Hawaii residents will not see a casino on Oahu or elsewhere in the state anytime soon.
Sen. Maile Shimabukuro, chairwoman of the Senate Hawaiian Affairs Committee, deferred Senate Bill 1321 indefinitely Thursday. Had it been passed into law it would have allowed the state Department of Hawaiian Home Lands to regulate limited casino gaming on lands in Kapolei.
The measure could crop up next year, but it’s dead for the 2021 session.
“At this point in time, it appears that there’s just not enough support and there needs to be more discussion had on SB 1321,” Shimabukuro said.
The five-member committee appeared to lack the three votes necessary to push the bill forward. A House panel on Feb. 5 killed a similar measure.
Even if either proposal advanced, both would have faced significant opposition from Senate President Ron Kouchi, House Speaker Scott Saiki and Gov. David Ige, who have publicly indicated opposition.
For the past week Shimabukuro’s committee had been considering amendments proposed by Sen. Donovan Dela Cruz that would have given the Hawaiian Homes Commission five years to come back to the Legislature with a proposal on how to regulate gaming on homestead lands set aside for commercial purposes.

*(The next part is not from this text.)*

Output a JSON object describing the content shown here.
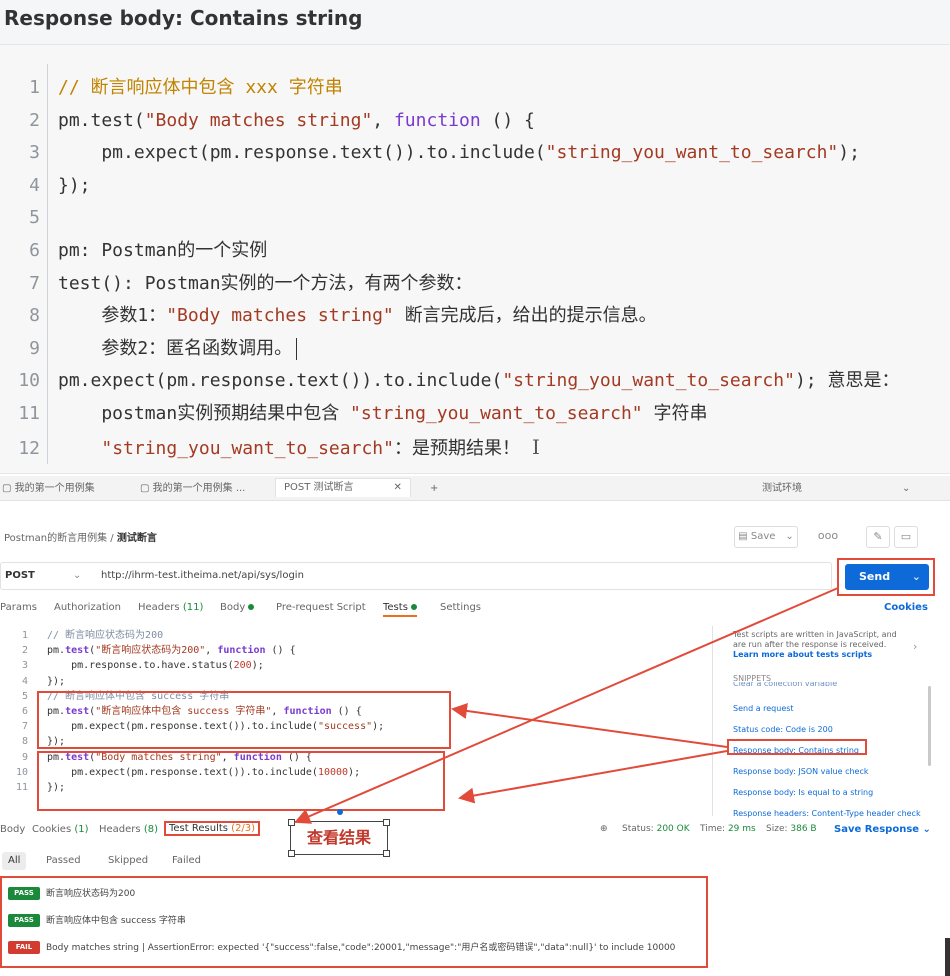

In December, the commission narrowly voted to forward a proposal to the governor that would have created a Hawaii Gaming Commission that would regulate gambling limited to a resort-casino built in Kapolei.
A significant chunk of future gaming revenues would have gone to fund the DHHL and finance development of some 200,000 acres of land set aside for homesteading.
DHHL Director William Aila had called the proposed amendments to SB 1321 a “glimmer of hope.” After the vote, however, he expressed his disappointment at the bill’s outcome.
“Today, that flicker died. Funding is the barrier between DHHL’s raw landholdings becoming developed lots suitable for homesteading,” Aila said in a written statement Thursday.
Sign up for our FREE morning newsletter and face each day more informed.
Before you go
Civil Beat is a small nonprofit newsroom that provides free content with no paywall. That means readership growth alone can’t sustain our journalism.
The truth is that less than 1% of our monthly readers are financial supporters. To remain a viable business model for local news, we need a higher percentage of readers-turned-donors.
Blaze Lovell is a reporter for Civil Beat and a graduate of the University of Nevada, Las Vegas. He was born and raised on Oahu. You can reach him at email@example.com or follow him on Twitter at @blaze_lovell